One basic problem with making religion a relevant factor in USFP is that religion is a multifaceted phenomenon that plays different roles in the lives of people. Religion is a source of world values and views and a source of legitimacy and identity. Religion is also regarded as a set of communally held spiritual beliefs voiced in a discourse, interpreted and perpetuated by communities, institutions, and related practices (Warner & Walker, 2011, p.114). The complexity of religion and diversity in religious values, views, and beliefs makes it hard to integrate religion in USFP, especially in a situation where it is not clear on which religious values to uphold, and the impact this may bring to the directed group; with different religious values.

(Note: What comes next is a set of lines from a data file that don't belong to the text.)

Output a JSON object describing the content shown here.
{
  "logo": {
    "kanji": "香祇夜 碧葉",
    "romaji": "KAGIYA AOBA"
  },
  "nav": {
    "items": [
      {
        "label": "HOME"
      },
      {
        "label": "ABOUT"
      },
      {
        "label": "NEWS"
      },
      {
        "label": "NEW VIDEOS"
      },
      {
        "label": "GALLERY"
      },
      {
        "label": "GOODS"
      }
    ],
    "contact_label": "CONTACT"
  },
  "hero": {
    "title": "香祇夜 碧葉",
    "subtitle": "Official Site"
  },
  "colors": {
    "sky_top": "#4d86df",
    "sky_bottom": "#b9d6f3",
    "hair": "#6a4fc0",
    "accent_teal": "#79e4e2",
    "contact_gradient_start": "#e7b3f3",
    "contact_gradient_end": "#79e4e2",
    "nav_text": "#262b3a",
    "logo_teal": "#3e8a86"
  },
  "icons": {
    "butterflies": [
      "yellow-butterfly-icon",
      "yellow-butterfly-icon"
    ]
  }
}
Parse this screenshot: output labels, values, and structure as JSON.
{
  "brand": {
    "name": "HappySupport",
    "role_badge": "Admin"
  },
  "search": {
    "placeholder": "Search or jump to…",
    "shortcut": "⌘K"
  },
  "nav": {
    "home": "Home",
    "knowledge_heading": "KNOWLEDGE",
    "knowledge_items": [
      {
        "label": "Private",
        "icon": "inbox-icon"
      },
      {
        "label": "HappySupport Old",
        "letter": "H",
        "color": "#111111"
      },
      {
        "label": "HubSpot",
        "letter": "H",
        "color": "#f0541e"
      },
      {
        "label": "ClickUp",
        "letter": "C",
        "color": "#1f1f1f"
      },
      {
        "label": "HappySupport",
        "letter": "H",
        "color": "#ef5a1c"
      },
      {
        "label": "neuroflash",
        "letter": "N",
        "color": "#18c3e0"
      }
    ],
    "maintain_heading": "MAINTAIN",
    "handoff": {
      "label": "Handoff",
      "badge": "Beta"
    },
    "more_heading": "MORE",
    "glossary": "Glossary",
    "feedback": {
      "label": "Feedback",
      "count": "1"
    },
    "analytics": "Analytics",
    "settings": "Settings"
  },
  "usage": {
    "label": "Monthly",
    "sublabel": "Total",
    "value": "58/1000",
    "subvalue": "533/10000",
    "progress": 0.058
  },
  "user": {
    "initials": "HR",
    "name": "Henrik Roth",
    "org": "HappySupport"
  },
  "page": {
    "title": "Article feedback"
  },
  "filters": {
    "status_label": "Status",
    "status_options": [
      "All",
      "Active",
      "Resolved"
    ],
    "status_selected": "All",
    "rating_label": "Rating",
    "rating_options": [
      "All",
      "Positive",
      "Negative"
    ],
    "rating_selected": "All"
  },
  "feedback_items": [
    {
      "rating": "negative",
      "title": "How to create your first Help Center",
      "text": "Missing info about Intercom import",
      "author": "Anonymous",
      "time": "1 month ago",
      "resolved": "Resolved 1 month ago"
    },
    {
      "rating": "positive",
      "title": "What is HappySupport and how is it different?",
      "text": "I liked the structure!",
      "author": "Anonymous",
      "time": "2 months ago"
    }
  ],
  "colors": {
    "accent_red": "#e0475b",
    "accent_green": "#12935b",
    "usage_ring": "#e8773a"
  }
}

The USFP normally focuses on the relationship between the U.S. and other foreign countries. In most cases, the targeted countries have different religious norms compared to the majority in the U.S. Moreover, even the U.S. has minority religions which illustrate a lack of uniformity in the religious beliefs of a country. This makes it hard to promote religious freedom agenda as they are likely to be diverse. According to Casey (2014), there is also a lack of good relations between different religious groups and hence, making it hard to identify a common voice or values in these religions. The religious diversity from one country to another or one religion to another makes it hard to have a common ground or common interest that politicians can work with to engage religious agenda in foreign policy. One religious group finds the beliefs of another group incorrect or intolerable based on their judgment.
It is therefore more. For instance Saudi Arabia values Islamic religious values more, while the U.S. values Christian religious values more. It is likely that any religious agenda promoted by the U.S. over Saudi Arabia may interfere with their beliefs, and hence likely to be biased in Saudi Arabian’s face. This creates a possibility of provoking unnecessary resistance, rivalry, or conflict that will make it hard to achieve the policy agenda. Religious agenda is thus likely to be biased when directed to another country since they are not universal. The inability to share religious beliefs makes one group intolerant to the other.
The Main Obstacle to Making Religious Value of Foreign Nations the Basis for the Conduct of USFP
The main obstacle in making religious values of foreign nations the basis for the conduct of USFP is that they are not shared, and most of them may be unjust or inhuman to the other group. For instance, Islam practices early marriages where girls are put in an arranged marriage at a young age, some even below ten (Council on Foreign Relations, 2015). This is considered as violence against women and girls, and human rights in the U.S (Council on Foreign Relations, 2015).
It is therefore hard for the U.S. to embrace such practices and respect them as religious values of the countries practicing them while making their foreign policies. (Haynes, 2008, p.144) religions can use soft power to influence foreign policy formation in the U.S. However, they cannot impose their beliefs on another nation, in a quest to ally. The targeted nation may refuse to be compelled to follow religious norms they do not believe in for political benefits. Moreover, a similar approach may be used by others to agree to international treaties that the U.S. tries to woo them into. This can result in negative feelings towards different countries that do not share religious values but wish to share political advantages.
There is also the aspect of separation between state and religion. The separation of church and state reduced church influence on the state matters. In a situation where the state does not interfere with religious matters, then it had for a long time worked with little consultation from the church or the religion (Nieuwenhuis, 2012, p155). This gives religion little influence on political matters, though the general Christianity values are considered especially in the formation of federal policies, it does not have a powerful influence for internal matters, and hence it would not have a great influence on foreign matters where multicultural issues are regarded while formulating those policies.